● What to produce: Copy out every line of the records where the string "Articles" occurs.

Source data
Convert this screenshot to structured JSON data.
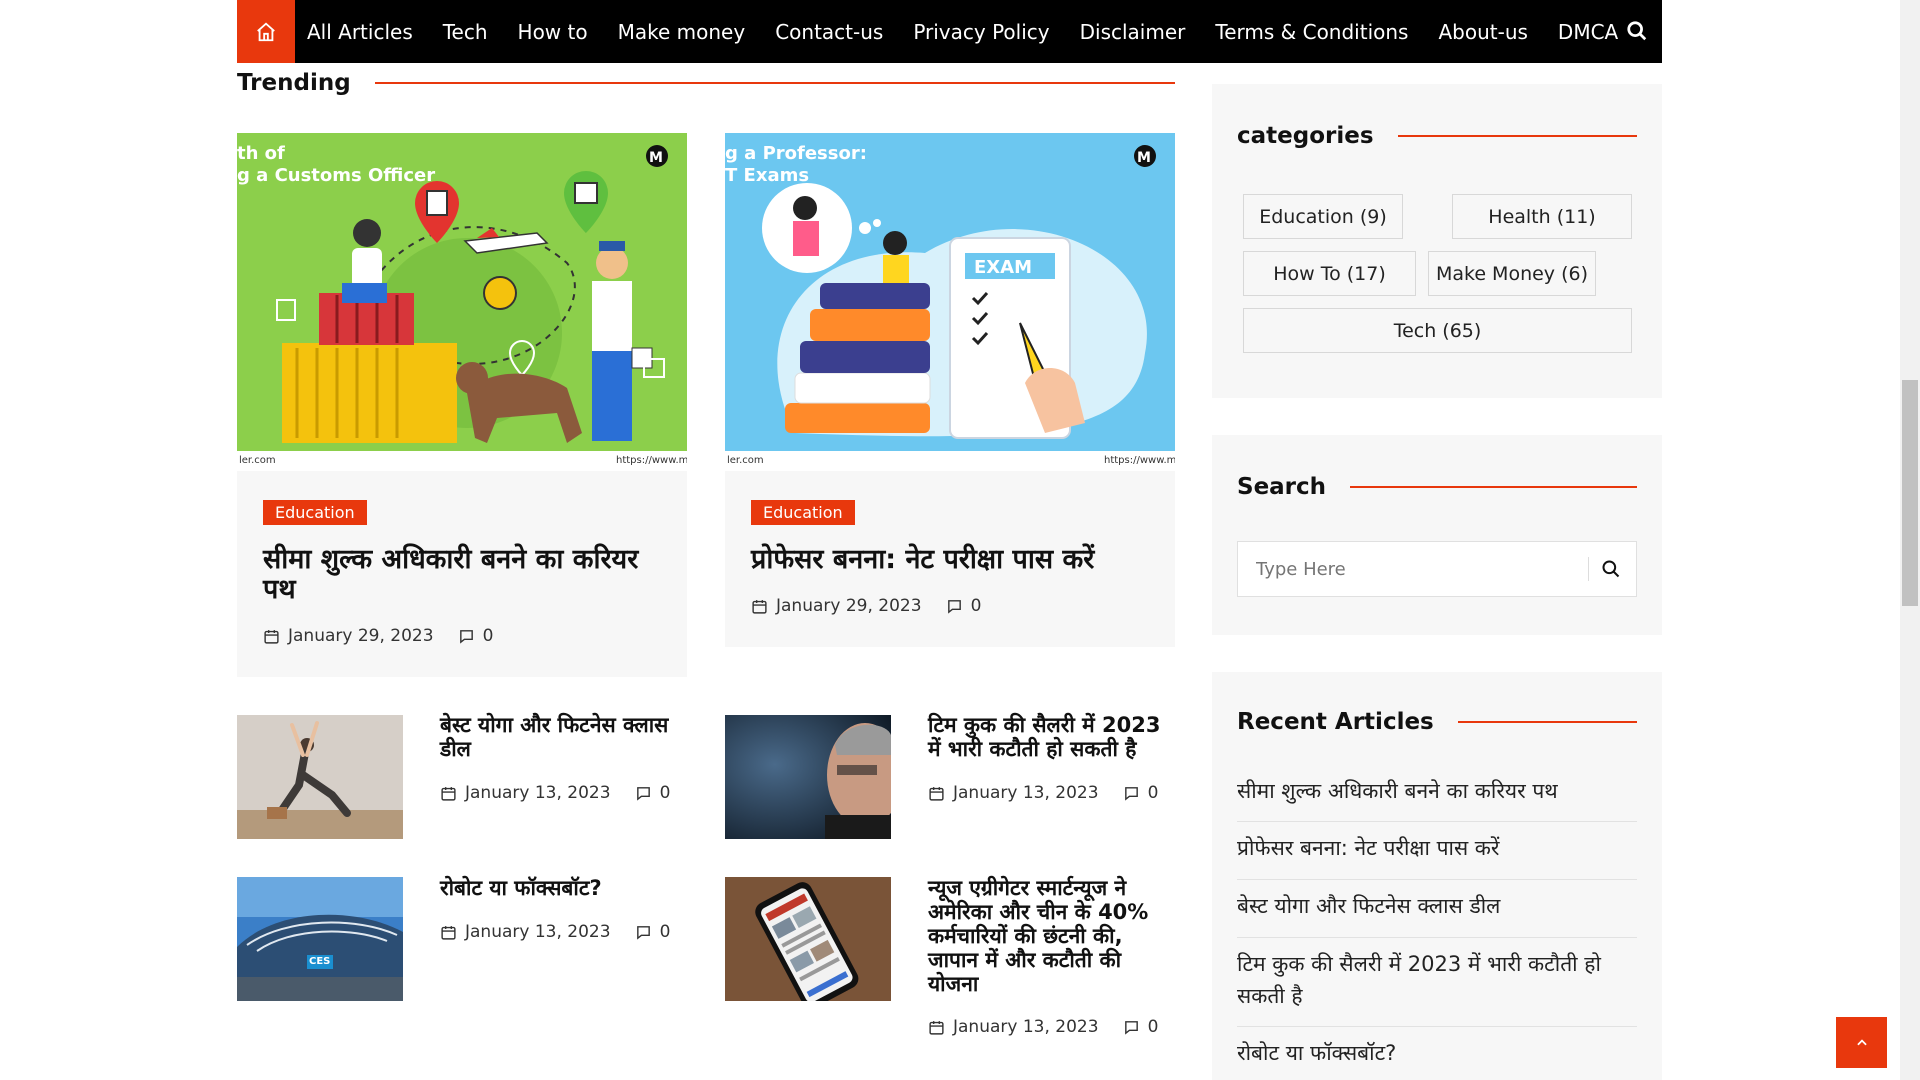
{
  "nav": {
    "items": [
      "All Articles",
      "Tech",
      "How to",
      "Make money",
      "Contact-us",
      "Privacy Policy",
      "Disclaimer",
      "Terms & Conditions",
      "About-us",
      "DMCA"
    ]
  },
  "colors": {
    "accent": "#e8380d",
    "nav_bg": "#000000",
    "card_bg": "#f7f7f7"
  },
  "trending": {
    "title": "Trending",
    "cards": [
      {
        "badge": "Education",
        "title": "सीमा शुल्क अधिकारी बनने का करियर पथ",
        "date": "January 29, 2023",
        "comments": "0",
        "img_text_line1": "th of",
        "img_text_line2": "g a Customs Officer",
        "img_footer_left": "ler.com",
        "img_footer_right": "https://www.m"
      },
      {
        "badge": "Education",
        "title": "प्रोफेसर बनना: नेट परीक्षा पास करें",
        "date": "January 29, 2023",
        "comments": "0",
        "img_text_line1": "g a Professor:",
        "img_text_line2": "T Exams",
        "img_exam": "EXAM",
        "img_footer_left": "ler.com",
        "img_footer_right": "https://www.m"
      }
    ],
    "small_posts": [
      {
        "title": "बेस्ट योगा और फिटनेस क्लास डील",
        "date": "January 13, 2023",
        "comments": "0"
      },
      {
        "title": "टिम कुक की सैलरी में 2023 में भारी कटौती हो सकती है",
        "date": "January 13, 2023",
        "comments": "0"
      },
      {
        "title": "रोबोट या फॉक्सबॉट?",
        "date": "January 13, 2023",
        "comments": "0",
        "img_text": "CES"
      },
      {
        "title": "न्यूज एग्रीगेटर स्मार्टन्यूज ने अमेरिका और चीन के 40% कर्मचारियों की छंटनी की, जापान में और कटौती की योजना",
        "date": "January 13, 2023",
        "comments": "0"
      }
    ]
  },
  "sidebar": {
    "categories": {
      "title": "categories",
      "items": [
        "Education (9)",
        "Health (11)",
        "How To (17)",
        "Make Money (6)",
        "Tech (65)"
      ]
    },
    "search": {
      "title": "Search",
      "placeholder": "Type Here"
    },
    "recent": {
      "title": "Recent Articles",
      "items": [
        "सीमा शुल्क अधिकारी बनने का करियर पथ",
        "प्रोफेसर बनना: नेट परीक्षा पास करें",
        "बेस्ट योगा और फिटनेस क्लास डील",
        "टिम कुक की सैलरी में 2023 में भारी कटौती हो सकती है",
        "रोबोट या फॉक्सबॉट?"
      ]
    }
  }
}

● Response for this exercise:
      "All Articles",
      "title": "Recent Articles",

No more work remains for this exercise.